Satellite constellations are able to provide a variety of useful services, such as internet access, other telecommunication services, navigation, or Earth observation. Due to the growing need for such services, in particular in remote areas as well as in areas of conflict or disaster, the number of satellite constellations increases. This leads to a variety of problems in outer space, which need to be legally assessed, such as liability and responsibility for harmful interference or damage, as well as questions of prevention. It should be assessed to what extent the existing legal framework needs further development and improvement.
The descriptions above aim to provide a condensed overview of the relevant issues concerned. They are not intended to limit the content of students' submissions in any way. Students are encouraged to approach their chosen topic also from other angles. As with any piece of legal writing, thorough research is paramount.
Style Sheet & other usefull Information
Submissions should be written in Times New Roman 12pt. The Oxford University Standard for the Citation of Legal Authorities (OSCOLA) should be used.
As a quick overview, we have compiled a style sheet for types of sources that are frequently needed in essays on international space law. Students are welcome to use other types of legal sources not mentioned below and can refer to https://www.law.ox.ac.uk/ oscola for a comprehensive guide on citation rules.
Please note that footnotes count towards the required count of characters.
Treaty on Principles Governing the Activities of States in the Exploration and Use of Outer Space, including the Moon and Other Celestial Bodies (opened for signature 27 January 1967, entered into force 10 October 1967) 610 UNTS 205 (OST)
International cases and decisions
Corfu Channel Case (UK v Albania) (Merits)  ICJ Rep 4 North Sea Continental Shelf Cases (Germany v Denmark; Germany v Netherlands) (Merits) ICJ Rep 3
United Nations Documents
Declaration of Legal Principles Governing the Activities of States in the Exploration and Use of Outer Space, UNGA Res 1962 (XVIII) (13 Dec 1963) UN Doc A/AC.105/572/Rev 1
Malcolm N Shaw, International Law (9th edn, CUP 2021)
Suggestion of books and articles as a starting point:
- Anette Fröhlich (ed), Space Security and Legal Aspects of Active Debris Removal (Springer 2019)
- Irmgard Marboe, 'Living in the Moon Village – Ethical and Legal Questions' (2019) Acta Astronautica 177
- Aslan Abashidze, Irina Chernykh, Maria Mednikova 'Satellite constellations: International Legal and Technical Aspects' (2022) Acta Astronautica 176-185
Contributions to edited books

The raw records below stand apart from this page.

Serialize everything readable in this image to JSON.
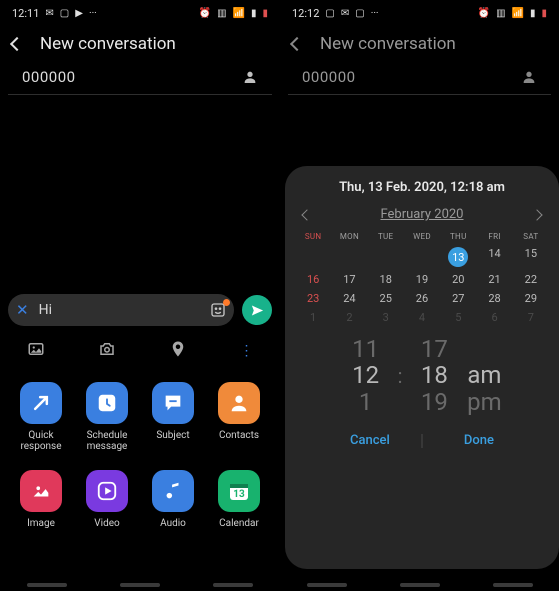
{
  "left": {
    "status": {
      "time": "12:11",
      "icons_left": [
        "📩",
        "▢",
        "▸",
        "···"
      ],
      "icons_right": [
        "⏰",
        "🗂",
        "📶",
        "📶",
        "🔋"
      ]
    },
    "header": {
      "title": "New conversation"
    },
    "recipient": {
      "value": "000000"
    },
    "compose": {
      "text": "Hi"
    },
    "toolbar": [
      "🖼",
      "📷",
      "📍",
      "⋮"
    ],
    "attachments": [
      {
        "label": "Quick\nresponse",
        "color": "c-blue",
        "icon": "↗"
      },
      {
        "label": "Schedule\nmessage",
        "color": "c-blue",
        "icon": "🕒"
      },
      {
        "label": "Subject",
        "color": "c-blue",
        "icon": "💬"
      },
      {
        "label": "Contacts",
        "color": "c-orange",
        "icon": "👤"
      },
      {
        "label": "Image",
        "color": "c-red",
        "icon": "🖼"
      },
      {
        "label": "Video",
        "color": "c-purple",
        "icon": "▶"
      },
      {
        "label": "Audio",
        "color": "c-blue",
        "icon": "♪"
      },
      {
        "label": "Calendar",
        "color": "c-green",
        "icon": "13"
      }
    ]
  },
  "right": {
    "status": {
      "time": "12:12",
      "icons_left": [
        "🖼",
        "📩",
        "▢",
        "···"
      ],
      "icons_right": [
        "⏰",
        "🗂",
        "📶",
        "📶",
        "🔋"
      ]
    },
    "header": {
      "title": "New conversation"
    },
    "recipient": {
      "value": "000000"
    },
    "picker": {
      "title": "Thu, 13 Feb. 2020, 12:18 am",
      "month": "February 2020",
      "dow": [
        "SUN",
        "MON",
        "TUE",
        "WED",
        "THU",
        "FRI",
        "SAT"
      ],
      "weeks": [
        [
          "",
          "",
          "",
          "",
          "13",
          "14",
          "15"
        ],
        [
          "16",
          "17",
          "18",
          "19",
          "20",
          "21",
          "22"
        ],
        [
          "23",
          "24",
          "25",
          "26",
          "27",
          "28",
          "29"
        ],
        [
          "1",
          "2",
          "3",
          "4",
          "5",
          "6",
          "7"
        ]
      ],
      "selected_day": "13",
      "time": {
        "hour_prev": "11",
        "hour": "12",
        "hour_next": "1",
        "min_prev": "17",
        "min": "18",
        "min_next": "19",
        "ampm": "am",
        "ampm_next": "pm"
      },
      "cancel": "Cancel",
      "done": "Done"
    }
  }
}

Fabio Tronchetti, 'Legal Aspects of Satellite Remote Sensing' in Frans von der Dunk (ed), Handbook of Space Law (Elgar 2015)
Steven Freeland, 'For better or for worse? The use of "soft law" within the international legal regulation of outer space' (2011) 36 Annals Air & Space L 409